How did preparing for Level 2-PE help build the foundation for your clinical exam skills that you have carried to residency?

I prepared for the Level 2-PE with a binder full of sample cases from my university and a bunch of notes on a systematic standardized physical exam and interview that would help me approach the cases. I set up my little folding massage table in my living room and I spent weeks practicing these cases on my wife, my neighbors, and anyone who would volunteer to be a standardized patient for me.  This was a perfect opportunity for me to reestablish how to approach patient care in a systematic way that I now continue to use as the foundation for everyone I see.

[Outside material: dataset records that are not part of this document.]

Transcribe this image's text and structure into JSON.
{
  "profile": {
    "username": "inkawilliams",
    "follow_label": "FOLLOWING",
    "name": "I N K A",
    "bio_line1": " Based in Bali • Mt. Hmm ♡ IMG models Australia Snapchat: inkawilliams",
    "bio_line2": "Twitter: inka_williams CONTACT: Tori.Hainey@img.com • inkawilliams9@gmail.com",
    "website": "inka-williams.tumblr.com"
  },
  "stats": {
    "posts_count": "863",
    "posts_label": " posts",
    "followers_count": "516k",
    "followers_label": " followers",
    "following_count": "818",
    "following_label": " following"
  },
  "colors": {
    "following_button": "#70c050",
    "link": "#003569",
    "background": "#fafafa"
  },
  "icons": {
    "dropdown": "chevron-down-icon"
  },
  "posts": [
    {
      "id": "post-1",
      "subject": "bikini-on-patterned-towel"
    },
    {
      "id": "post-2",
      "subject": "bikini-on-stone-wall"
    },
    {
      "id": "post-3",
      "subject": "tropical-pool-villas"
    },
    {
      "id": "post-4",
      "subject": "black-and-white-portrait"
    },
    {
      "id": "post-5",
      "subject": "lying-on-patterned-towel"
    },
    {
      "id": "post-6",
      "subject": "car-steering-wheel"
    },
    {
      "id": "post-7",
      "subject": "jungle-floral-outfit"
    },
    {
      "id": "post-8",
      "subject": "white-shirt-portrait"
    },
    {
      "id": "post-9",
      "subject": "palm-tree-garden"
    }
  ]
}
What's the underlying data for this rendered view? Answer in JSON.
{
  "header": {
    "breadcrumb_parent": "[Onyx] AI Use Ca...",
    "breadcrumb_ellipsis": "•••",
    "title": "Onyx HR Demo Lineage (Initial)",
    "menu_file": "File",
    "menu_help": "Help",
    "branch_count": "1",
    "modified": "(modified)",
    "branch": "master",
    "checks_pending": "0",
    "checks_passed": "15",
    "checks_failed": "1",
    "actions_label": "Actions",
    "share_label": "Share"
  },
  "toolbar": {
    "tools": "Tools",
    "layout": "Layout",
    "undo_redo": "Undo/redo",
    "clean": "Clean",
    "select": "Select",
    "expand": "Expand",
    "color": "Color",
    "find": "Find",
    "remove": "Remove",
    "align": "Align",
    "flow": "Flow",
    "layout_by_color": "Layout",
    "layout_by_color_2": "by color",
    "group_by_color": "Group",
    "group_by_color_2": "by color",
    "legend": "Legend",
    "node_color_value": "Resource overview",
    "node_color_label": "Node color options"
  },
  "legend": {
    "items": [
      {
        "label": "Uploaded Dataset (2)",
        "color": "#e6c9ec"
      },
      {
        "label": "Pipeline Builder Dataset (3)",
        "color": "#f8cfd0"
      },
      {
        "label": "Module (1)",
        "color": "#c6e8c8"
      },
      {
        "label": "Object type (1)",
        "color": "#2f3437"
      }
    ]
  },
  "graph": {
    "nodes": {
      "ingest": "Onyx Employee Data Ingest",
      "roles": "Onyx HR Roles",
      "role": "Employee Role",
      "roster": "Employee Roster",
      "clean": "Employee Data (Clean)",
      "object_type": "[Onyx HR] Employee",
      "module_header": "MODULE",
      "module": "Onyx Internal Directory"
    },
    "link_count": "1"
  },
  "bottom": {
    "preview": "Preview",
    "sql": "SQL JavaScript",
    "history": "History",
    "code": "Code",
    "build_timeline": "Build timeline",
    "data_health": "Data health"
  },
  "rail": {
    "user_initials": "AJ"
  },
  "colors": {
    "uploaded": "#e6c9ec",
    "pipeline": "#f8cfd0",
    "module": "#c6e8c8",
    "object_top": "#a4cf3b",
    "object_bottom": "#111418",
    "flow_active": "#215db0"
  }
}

What are your hopes for the C3DO pilot for the future of the osteopathic profession?

I hope we are able to replicate the experience that I had, which required me to demonstrate competency in osteopathic clinical skills, necessitating that I prepare for it thoroughly and hone those skills before graduation.

There is no form of military training in the United States that I know of that doesn’t end with some type of crucible to prove yourself. It’s meant to bake in the skills that you’ve learned, and without that—without that impetus that requires you to solidify clinical skills—you wouldn’t take it as seriously or learn as much. A tiny, manageable amount of stress is a strong motivator that encodes memories better. When you’re under strain, evolutionarily, your brain is programmed to remember the time you saw the tiger in the bush. Every time you see that bush in the future, you will remember it well.

I think an assessment can be developed to create those conditions that make you want to prepare yourself. So long as the exam maintains that higher level of aptitude in clinical skills, history-taking, and clinical documentation, I think that’s very important for the continuation of our profession as a whole.